“That’s a complicated dynamic, being in the public sphere doing what scientists do, which is changing their position on things as the data comes in.”

A recent Leger poll indicates that a slim majority of Canadians support the latest round of restrictions and blockades pushed by Omicron. Pollsters suggest that while support for vaccines is very high, there is a growing level of fatigue among Canadians and growing frustration with those who refuse to get vaccinated.

Initially in 2020, Joordens says, we all agreed. Then, he says, we all agreed that we needed to prevent the public health system from collapsing.

“We were all completely and 100 percent there,” he says. “But vaccines have actually made things murkier.

“There’s this notion that, ‘If I’m triple vaccinated now, why are there restrictions? Why can’t I go to a restaurant?’”

It is this audience, and a very vocal minority, largely unvaccinated, that medical health officials are now trying to reach.

It can be a largely thankless task.

“Their intentions are to help, to try to do the best they can, to keep the system going. And when people start to associate them with other intentions, I think you really start to think, ‘Why am I doing this? Because I’m getting hit with all this negativity when I’m trying my best to be a positive force.

For many, looking at the roles of Arruda and his counterparts after two years of the pandemic is short-sighted at best.
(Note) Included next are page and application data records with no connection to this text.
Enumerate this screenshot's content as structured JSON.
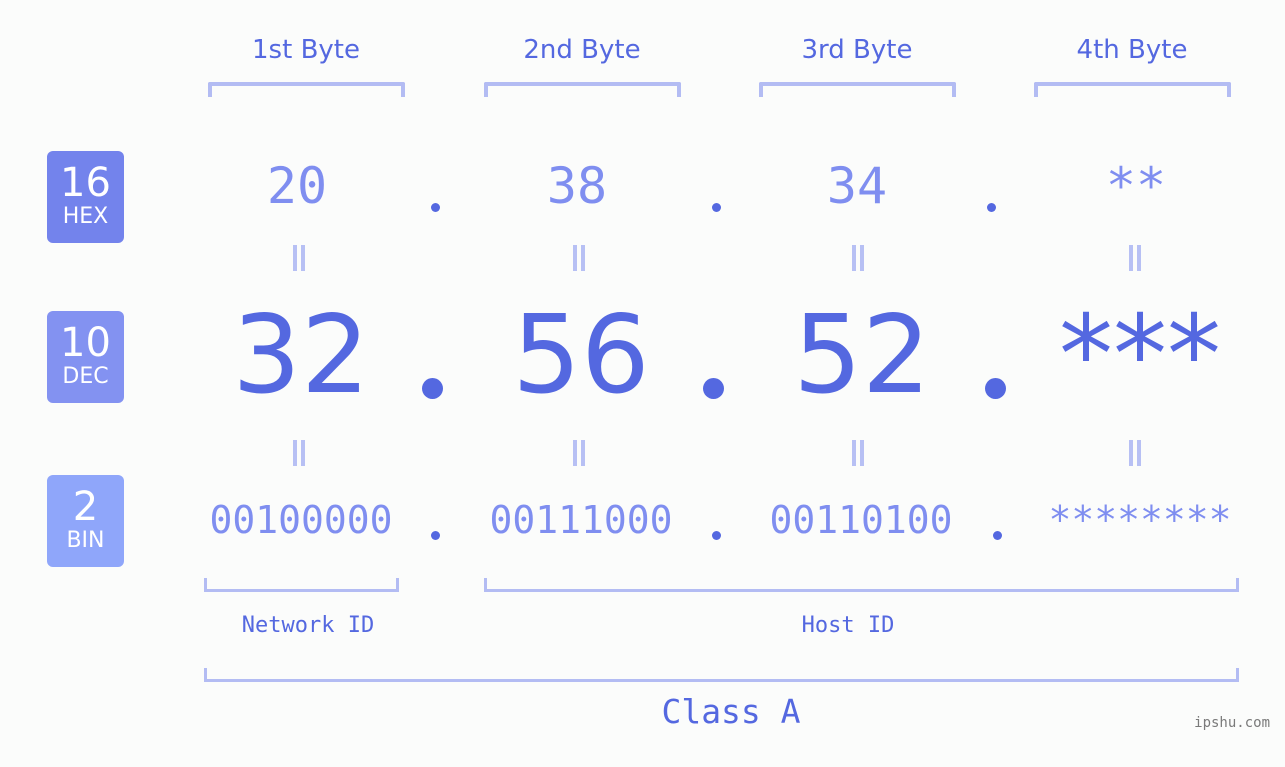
{
  "byte_headers": [
    "1st Byte",
    "2nd Byte",
    "3rd Byte",
    "4th Byte"
  ],
  "badges": {
    "hex": {
      "number": "16",
      "label": "HEX",
      "color": "#7383ec"
    },
    "dec": {
      "number": "10",
      "label": "DEC",
      "color": "#8392f1"
    },
    "bin": {
      "number": "2",
      "label": "BIN",
      "color": "#8fa6fa"
    }
  },
  "hex": [
    "20",
    "38",
    "34",
    "**"
  ],
  "dec": [
    "32",
    "56",
    "52",
    "***"
  ],
  "bin": [
    "00100000",
    "00111000",
    "00110100",
    "********"
  ],
  "separator": ".",
  "sections": {
    "network": "Network ID",
    "host": "Host ID",
    "class": "Class A"
  },
  "watermark": "ipshu.com",
  "colors": {
    "accent": "#5468e0",
    "light_value": "#7f8ef0",
    "bracket": "#b3bcf3"
  }
}
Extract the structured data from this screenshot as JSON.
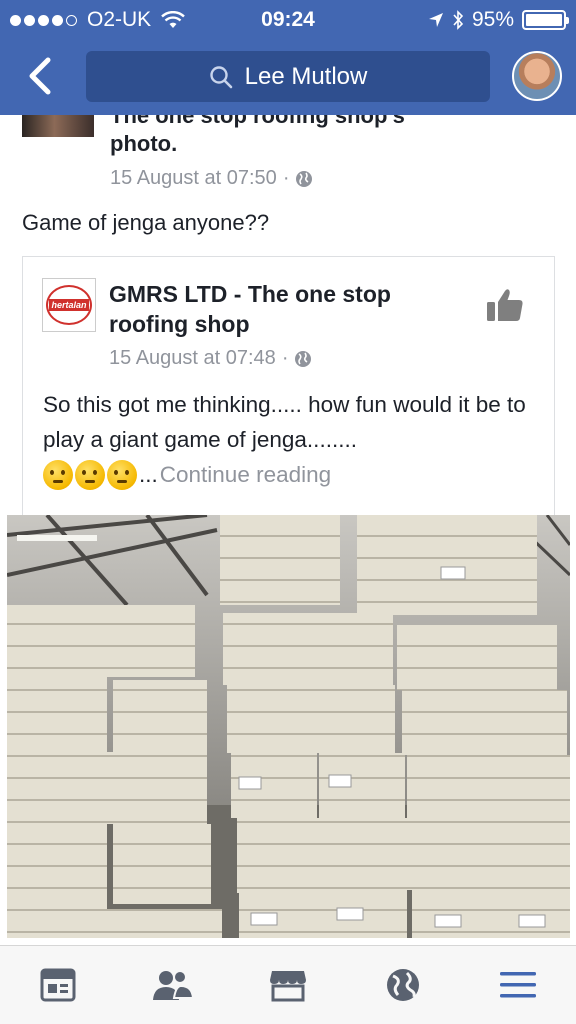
{
  "status_bar": {
    "carrier": "O2-UK",
    "time": "09:24",
    "battery": "95%",
    "battery_level": 0.95
  },
  "header": {
    "search_text": "Lee Mutlow",
    "back_icon": "chevron-left-icon",
    "search_icon": "search-icon",
    "profile_icon": "avatar"
  },
  "post": {
    "title_partial": "The one stop roofing shop's",
    "title_line2": "photo.",
    "date": "15 August at 07:50",
    "separator": "·",
    "text": "Game of jenga anyone??"
  },
  "shared_post": {
    "logo_text": "hertalan",
    "title": "GMRS LTD - The one stop roofing shop",
    "date": "15 August at 07:48",
    "separator": "·",
    "body": "So this got me thinking..... how fun would it be to play a giant game of jenga........",
    "ellipsis": "...",
    "continue_label": "Continue reading"
  },
  "colors": {
    "header_blue": "#4267b2",
    "search_bg": "#2f4f8f",
    "meta_gray": "#90949c",
    "active_tab": "#4267b2",
    "inactive_tab": "#5a6270"
  },
  "tab_bar": [
    {
      "name": "news-feed-icon",
      "active": false
    },
    {
      "name": "friends-icon",
      "active": false
    },
    {
      "name": "marketplace-icon",
      "active": false
    },
    {
      "name": "notifications-globe-icon",
      "active": false
    },
    {
      "name": "menu-icon",
      "active": true
    }
  ]
}
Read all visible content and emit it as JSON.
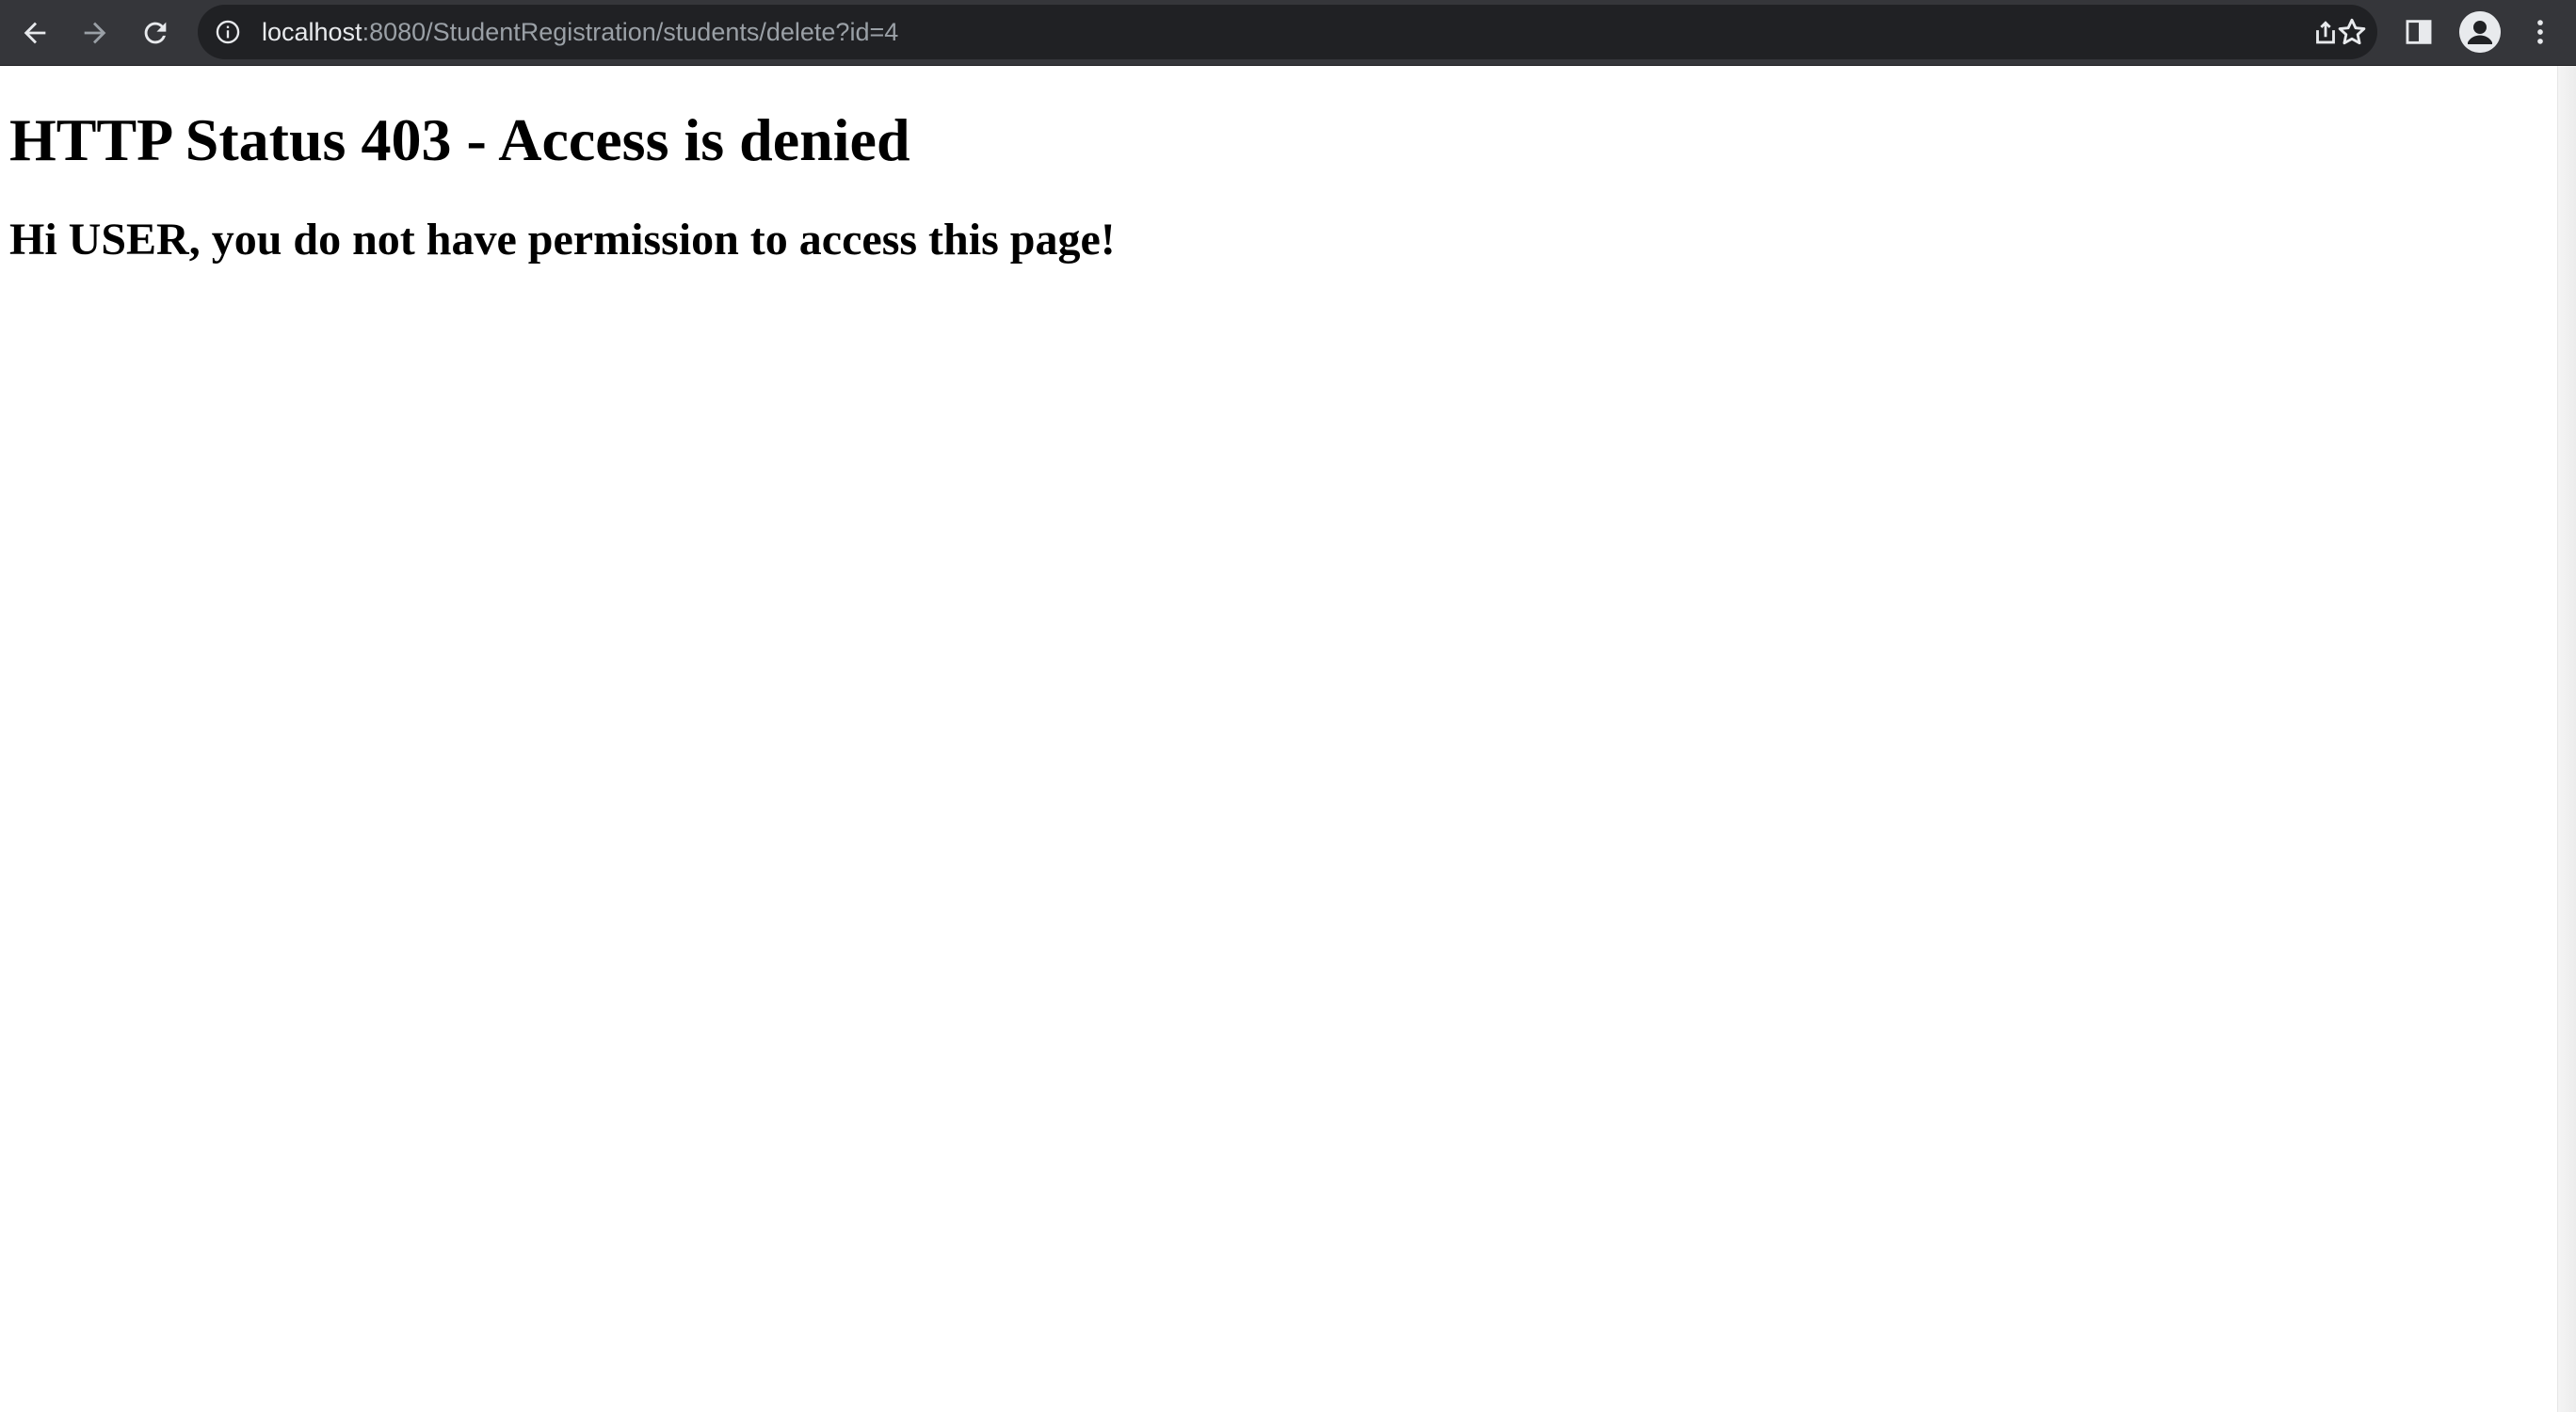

But Joordens is among those who hope that when the pandemic finally comes and goes, with the clarity of hindsight, the efforts of those who came out into the open during a crisis will not be forgotten.


Leave a Comment